Protecting the Food We Eat

In June of this year, United Food Group, LLC, a Vernon, Calif.-based establishment, recalled a total of approximately 5.7 million pounds of fresh and frozen ground beef products produced in April.1 This recall was due to possible E. coli contamination following a notification issued by the U.S. Department of Agriculture (USDA) Safety and Inspection Service.

Since 1994, there have been more than 750 cases of meat and poultry product recalls reported by the Safety and Inspection Service. This is an average of more than four product recalls per month over the past 14 years. More than three-fourths of these cases have been identified as Class 1 recalls, involving a health hazard in which there is a reasonable probability that eating the food will cause health problems or death.

Given increased concerns about safe food handling and manufacturing, reflected in the enactment of the Bioterrorism Act of 2002, automated enterprise business systems that enable a food manufacturer to track and trace the immediate links between sources and recipients have become important contributors to the overall quality and safety of the food products they deliver. Companies that manufacture, process, pack, transport, distribute, receive, hold, or import food must establish and maintain such records for two years, “to allow the Secretary to identify the immediate previous sources and immediate subsequent recipients of food, including its packaging.”2

Such regulatory compliance mandates have had a clear effect on food manufacturers’ investment in enterprise business applications to support accurate record-keeping for food and beverage manufacturers.

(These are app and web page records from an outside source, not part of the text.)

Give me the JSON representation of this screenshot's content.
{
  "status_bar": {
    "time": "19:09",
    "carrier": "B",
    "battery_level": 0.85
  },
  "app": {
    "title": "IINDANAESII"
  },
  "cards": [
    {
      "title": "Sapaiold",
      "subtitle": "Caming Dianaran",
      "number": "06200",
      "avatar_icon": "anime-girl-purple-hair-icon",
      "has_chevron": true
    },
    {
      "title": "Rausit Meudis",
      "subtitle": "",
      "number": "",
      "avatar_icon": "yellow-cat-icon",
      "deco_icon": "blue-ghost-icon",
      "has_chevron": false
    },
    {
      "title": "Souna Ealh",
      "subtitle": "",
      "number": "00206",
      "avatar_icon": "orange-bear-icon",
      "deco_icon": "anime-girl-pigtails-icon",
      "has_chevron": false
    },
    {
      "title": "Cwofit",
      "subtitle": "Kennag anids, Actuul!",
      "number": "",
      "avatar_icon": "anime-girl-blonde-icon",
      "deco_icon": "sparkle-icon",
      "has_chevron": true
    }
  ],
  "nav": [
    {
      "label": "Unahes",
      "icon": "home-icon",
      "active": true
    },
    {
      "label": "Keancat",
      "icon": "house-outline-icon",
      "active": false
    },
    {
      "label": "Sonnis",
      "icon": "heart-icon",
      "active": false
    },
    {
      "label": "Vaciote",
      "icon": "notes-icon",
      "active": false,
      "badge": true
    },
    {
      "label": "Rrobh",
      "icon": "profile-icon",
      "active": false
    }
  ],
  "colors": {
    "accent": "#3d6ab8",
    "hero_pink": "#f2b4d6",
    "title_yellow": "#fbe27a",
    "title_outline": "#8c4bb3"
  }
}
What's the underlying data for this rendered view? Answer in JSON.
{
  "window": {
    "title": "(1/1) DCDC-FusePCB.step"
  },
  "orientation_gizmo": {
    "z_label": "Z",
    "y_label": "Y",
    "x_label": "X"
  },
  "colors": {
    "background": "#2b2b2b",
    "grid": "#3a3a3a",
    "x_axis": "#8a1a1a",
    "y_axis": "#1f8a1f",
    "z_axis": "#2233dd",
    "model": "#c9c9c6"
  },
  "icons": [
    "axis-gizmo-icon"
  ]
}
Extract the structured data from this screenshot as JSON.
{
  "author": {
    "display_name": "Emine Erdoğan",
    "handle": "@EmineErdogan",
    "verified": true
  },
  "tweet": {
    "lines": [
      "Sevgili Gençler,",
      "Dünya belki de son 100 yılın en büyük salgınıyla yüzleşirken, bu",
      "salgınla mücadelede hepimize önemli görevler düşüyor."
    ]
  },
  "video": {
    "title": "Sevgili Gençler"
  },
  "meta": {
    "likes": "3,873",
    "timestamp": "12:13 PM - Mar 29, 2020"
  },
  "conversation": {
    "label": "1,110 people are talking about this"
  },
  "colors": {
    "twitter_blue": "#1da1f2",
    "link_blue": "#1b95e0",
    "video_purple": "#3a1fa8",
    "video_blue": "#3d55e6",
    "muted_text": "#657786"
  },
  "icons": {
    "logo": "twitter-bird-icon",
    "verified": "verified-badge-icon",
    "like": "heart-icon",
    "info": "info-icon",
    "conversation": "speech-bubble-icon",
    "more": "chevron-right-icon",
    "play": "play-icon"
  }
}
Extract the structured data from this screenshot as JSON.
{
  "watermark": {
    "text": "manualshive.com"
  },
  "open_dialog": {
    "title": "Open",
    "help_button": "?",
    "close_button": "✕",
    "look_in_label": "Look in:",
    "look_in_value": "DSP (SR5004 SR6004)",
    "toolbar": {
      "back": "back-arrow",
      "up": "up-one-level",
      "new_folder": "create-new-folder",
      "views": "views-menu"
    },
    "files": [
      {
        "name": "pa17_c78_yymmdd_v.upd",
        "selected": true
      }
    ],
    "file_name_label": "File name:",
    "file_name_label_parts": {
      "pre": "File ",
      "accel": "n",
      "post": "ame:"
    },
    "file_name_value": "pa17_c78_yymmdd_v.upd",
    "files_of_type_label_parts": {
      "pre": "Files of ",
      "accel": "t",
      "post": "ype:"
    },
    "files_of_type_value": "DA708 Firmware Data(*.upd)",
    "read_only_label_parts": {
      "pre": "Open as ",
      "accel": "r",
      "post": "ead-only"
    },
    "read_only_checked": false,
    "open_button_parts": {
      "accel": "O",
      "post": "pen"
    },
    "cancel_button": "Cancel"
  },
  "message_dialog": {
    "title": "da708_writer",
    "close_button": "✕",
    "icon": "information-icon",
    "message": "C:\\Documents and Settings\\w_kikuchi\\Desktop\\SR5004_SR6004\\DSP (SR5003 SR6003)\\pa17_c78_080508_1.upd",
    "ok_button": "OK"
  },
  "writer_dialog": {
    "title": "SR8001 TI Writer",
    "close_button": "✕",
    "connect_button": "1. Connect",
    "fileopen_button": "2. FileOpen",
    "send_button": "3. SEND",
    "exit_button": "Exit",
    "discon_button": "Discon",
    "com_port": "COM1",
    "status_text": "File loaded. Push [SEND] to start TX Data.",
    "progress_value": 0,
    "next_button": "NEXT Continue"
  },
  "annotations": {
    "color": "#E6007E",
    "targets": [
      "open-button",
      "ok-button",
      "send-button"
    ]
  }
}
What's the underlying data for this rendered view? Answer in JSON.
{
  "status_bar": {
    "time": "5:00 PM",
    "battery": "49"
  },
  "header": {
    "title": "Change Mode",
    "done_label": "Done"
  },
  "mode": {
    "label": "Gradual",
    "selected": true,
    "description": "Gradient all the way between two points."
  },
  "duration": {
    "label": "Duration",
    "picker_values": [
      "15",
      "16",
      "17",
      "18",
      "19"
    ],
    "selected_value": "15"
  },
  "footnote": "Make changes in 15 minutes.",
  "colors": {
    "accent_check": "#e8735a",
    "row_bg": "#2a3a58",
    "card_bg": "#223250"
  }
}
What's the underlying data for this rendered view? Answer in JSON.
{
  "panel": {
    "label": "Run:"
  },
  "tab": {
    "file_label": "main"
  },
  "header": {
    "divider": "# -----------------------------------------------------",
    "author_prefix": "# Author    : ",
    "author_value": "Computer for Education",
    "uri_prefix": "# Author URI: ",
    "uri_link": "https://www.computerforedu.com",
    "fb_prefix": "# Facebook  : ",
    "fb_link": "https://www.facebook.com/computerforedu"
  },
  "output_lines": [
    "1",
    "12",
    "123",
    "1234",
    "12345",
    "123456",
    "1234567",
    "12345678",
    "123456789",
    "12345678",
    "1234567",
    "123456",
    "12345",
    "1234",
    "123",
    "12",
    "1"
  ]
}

More recent customer and competitive market pressures have generated added business drivers that underscore and extend existing requirements to be able to track and trace from supplier sources, through both manufacturing and the sale of products to other manufacturers, wholesalers, food service, and consumer retail market channels.

Business Boom

A clear and emerging business trend that affects food and beverage manufacturers’ product traceability is related to the continued acceleration of the rate of business among manufacturers, their supplier base, and their increasingly demanding customers. With lean initiatives and the pressure to reduce inventory buffer stocks, manufacturers receive, produce, and deliver products with a greater frequency of inventory turns and replenishment cycles.

This means that material moves through the supply chain faster, which in turn results in the use of inventory data collection through mobile devices, with inventory bar coding and radio-frequency identification (RFID) tags containing information on container, product, lot, and quantity. This information can be captured rapidly and passed on to enterprise business systems.

As a result, customer expectations about the acceptable minimum length of time a manufacturer has to construct a clear picture of where all quantities of a product lot are in the supply chain have also increased. The more limited time frame manufacturers now have to complete a product lot recall is a point of negotiation when establishing contracts today—well beyond compliance to current regulatory mandates established by governing agencies in the U.S.

Mock Audits Necessary

In an attempt to improve brand protection and consumer confidence, customers also solicit tighter relationships with their suppliers and manufacturers in other ways. They may include periodic requests to conduct mock audit recalls as a condition of their contractual supplier relationship. Such mock traceability audits are also often a mandated condition of manufacturers who outsource some or all manufacturing processing to other manufacturers.

In addition, customers and contract manufacturers have introduced on-site sampling of the quality of ingredient and product inventory lots. Auditing of operational processes and adoption of standards, best practices, and continuous improvement initiatives throughout the manufacturing process are also becoming standard. As a result, today’s manufacturers must consider the capabilities of their enterprise business systems to communicate and enforce product and processing standards and best practices throughout production and inventory. This is an integral part of delivering effective product lot traceability, in support of perfect order customer commitments.

Leave a Reply

Your email address will not be published. Required fields are marked *